Keeling, Ralph Franklin, 1901- / Gruesome harvest
Chapter I: War devastation, pp. 3-6 PDF (1.3 MB)
GRUESOME HARVEsT . . . Less than 15,000 of their 65,000 homes remained livable. They learned how to dig in, to escape the coal fumes, the fires. Somehow, I thought it was with just a touch of pride, that the Burgomeister said, 'And then our latest raid, March 8 and 9, 1945. It was by far the biggest. Perhaps a thousand big bombers, one of the biggest raids in all Germany; and we lost very few killed-less than 100. "'And then, just before Easter, we heard the American armies were coming and wanted to make Kassel an open city,' said Helga Aspen, a pretty blond girl who stayed through it all. 'But,' she added bitterly, 'the Puehrerhauptquartier (Himmler) gave orders to defend to the last man.' "And so Kassel, beaten by 300 air-raids, must know the crash- ing of American artillery fire. They gathered about 6,000 civil- ians in a deep bunker in the center of town and waited-as the rather inept German defense units gradually were driven back. "So, on April 4, 1945, Kassel surrendered, not more than 15,000 of its 250,000 still in the city and living. Thousands lay buried under the countless tons of brick and mortar and twisted steel that had been dwellings and stores and factories. "That was a year ago and it's no exaggeration to say that they are still dazed. Only a few have snapped out of their stupor to become real leaders. It is not uncommon to see a person burst into helpless tears, if the conversation turns to recounting the war terror."* This wholesale destruction of the cities and production fa- cilities of the most highly industrialized nation in Europe was successful from a strictly military point of view; however, it was also an attack against the livelihoods of millions of work- ers, for the wrecking of factories and machines is also destruc- tion of jobs, the basic means of life. Some of Germany's jobless millions have found temporary employment in clearing rubble and similar work. But genuine reconstruction is impossile without production of vast amounts of building materials and new equipment, neither of which can be produced in Germany today, because the necessary facili- ties no longer exist. It takes factories and mac es Germany lacks to build the factories and machines Germany needs. To get the German economy off this dead center demands external assistance. And meanwhile the people, unable to pro- duce the necessities of life for themselves, must either be allowed to die in masses or be given outside help until recov- ery has gone far enough to enable them once more to take care of themselves.

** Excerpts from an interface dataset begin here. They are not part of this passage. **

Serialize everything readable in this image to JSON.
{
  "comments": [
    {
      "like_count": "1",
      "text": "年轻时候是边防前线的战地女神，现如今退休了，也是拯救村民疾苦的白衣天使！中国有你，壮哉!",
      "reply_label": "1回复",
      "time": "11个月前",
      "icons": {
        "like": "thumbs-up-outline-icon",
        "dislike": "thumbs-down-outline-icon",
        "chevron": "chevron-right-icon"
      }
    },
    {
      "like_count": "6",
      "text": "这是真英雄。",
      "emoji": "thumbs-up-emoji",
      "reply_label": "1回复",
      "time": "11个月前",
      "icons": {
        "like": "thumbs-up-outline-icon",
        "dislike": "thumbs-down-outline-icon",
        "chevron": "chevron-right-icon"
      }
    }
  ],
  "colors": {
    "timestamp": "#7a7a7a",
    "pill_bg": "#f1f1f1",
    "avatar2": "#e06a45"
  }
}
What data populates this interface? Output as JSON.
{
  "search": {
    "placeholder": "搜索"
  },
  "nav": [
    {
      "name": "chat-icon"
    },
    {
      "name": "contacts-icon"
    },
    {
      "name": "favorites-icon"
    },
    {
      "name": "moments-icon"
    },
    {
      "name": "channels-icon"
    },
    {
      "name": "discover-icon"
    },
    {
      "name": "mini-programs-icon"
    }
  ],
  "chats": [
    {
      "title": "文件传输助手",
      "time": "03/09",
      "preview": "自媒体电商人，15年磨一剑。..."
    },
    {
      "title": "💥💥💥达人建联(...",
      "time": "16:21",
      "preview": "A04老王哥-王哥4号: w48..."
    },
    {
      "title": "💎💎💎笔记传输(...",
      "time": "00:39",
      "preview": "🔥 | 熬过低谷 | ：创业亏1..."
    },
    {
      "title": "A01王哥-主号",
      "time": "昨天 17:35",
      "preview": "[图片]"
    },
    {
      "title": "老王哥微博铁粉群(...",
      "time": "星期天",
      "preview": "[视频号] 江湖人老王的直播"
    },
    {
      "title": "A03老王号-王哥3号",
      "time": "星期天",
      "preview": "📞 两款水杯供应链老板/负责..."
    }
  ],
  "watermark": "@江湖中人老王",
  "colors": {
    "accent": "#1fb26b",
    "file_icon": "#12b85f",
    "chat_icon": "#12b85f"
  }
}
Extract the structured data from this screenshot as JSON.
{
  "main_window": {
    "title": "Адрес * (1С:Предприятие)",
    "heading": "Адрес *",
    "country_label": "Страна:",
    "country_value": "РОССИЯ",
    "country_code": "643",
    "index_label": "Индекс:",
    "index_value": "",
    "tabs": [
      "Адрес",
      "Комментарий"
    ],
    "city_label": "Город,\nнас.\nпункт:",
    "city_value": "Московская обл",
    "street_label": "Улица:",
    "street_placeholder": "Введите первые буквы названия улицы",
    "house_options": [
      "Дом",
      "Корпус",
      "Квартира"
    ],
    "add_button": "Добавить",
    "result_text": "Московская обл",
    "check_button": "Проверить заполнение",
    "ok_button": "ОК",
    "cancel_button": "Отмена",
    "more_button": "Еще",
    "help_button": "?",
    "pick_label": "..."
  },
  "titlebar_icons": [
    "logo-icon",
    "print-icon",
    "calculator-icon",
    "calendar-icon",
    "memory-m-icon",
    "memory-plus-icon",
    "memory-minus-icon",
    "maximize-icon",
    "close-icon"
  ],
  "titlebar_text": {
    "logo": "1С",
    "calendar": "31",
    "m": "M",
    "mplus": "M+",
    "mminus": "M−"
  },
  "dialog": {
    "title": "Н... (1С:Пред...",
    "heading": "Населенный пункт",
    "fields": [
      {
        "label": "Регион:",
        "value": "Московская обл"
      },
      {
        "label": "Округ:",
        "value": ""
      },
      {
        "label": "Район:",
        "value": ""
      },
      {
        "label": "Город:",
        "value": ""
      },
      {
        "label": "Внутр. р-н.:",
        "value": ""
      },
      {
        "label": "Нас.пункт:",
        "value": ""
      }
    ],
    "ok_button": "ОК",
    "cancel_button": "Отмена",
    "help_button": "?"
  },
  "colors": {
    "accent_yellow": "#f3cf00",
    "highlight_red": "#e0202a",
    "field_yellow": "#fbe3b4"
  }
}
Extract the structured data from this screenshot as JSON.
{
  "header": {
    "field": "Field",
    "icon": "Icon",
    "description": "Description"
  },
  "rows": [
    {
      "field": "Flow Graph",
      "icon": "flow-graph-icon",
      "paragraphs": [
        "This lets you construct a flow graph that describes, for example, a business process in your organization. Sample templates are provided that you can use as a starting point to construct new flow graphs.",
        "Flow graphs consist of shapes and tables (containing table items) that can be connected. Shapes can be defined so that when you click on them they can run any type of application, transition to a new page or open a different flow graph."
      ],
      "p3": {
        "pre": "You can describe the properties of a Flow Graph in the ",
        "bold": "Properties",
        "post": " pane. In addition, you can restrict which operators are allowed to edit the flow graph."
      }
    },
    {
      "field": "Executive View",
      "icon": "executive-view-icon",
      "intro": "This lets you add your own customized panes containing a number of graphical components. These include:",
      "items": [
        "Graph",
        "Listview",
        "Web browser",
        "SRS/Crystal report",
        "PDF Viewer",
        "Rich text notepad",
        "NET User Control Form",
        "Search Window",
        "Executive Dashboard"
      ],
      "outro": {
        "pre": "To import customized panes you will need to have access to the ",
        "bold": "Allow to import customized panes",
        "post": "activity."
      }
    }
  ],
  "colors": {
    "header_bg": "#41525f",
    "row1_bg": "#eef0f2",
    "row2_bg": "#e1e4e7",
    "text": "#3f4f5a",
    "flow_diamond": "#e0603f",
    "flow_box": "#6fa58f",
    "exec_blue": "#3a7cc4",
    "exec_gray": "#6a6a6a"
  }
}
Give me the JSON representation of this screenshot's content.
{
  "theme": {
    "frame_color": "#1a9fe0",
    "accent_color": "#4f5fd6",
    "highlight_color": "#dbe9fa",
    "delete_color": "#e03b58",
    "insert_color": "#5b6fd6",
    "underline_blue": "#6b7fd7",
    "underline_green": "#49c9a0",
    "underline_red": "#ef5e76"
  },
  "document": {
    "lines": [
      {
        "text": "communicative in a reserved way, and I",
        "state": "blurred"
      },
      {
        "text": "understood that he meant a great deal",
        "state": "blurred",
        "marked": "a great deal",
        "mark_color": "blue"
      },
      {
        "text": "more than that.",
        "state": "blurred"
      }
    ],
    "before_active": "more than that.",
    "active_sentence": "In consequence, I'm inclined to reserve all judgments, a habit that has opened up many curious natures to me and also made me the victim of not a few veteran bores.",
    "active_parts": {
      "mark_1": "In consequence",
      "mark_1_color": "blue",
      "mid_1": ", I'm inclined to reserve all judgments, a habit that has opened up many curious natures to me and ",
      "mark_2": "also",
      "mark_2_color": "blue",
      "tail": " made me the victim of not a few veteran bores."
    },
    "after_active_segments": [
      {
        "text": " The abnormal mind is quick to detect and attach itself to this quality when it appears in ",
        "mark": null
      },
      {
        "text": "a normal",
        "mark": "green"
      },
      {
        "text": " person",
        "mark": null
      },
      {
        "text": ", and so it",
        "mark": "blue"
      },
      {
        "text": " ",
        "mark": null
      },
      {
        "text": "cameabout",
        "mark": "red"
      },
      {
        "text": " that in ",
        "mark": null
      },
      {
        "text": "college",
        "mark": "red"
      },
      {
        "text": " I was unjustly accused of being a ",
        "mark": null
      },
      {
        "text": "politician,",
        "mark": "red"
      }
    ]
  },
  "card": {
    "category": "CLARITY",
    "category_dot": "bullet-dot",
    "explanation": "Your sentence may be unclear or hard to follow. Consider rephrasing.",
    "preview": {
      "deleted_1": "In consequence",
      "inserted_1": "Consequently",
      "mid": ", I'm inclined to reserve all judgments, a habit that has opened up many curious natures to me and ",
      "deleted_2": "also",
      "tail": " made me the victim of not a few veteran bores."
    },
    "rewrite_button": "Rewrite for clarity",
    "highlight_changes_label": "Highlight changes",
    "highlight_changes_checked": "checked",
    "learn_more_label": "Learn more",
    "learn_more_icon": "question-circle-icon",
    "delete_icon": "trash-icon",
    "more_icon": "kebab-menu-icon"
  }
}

Copyright, 1947, by Institute of American Economics. All rights reserved.| For information on re-use see: http://digital.library.wisc.edu/1711.dl/Copyright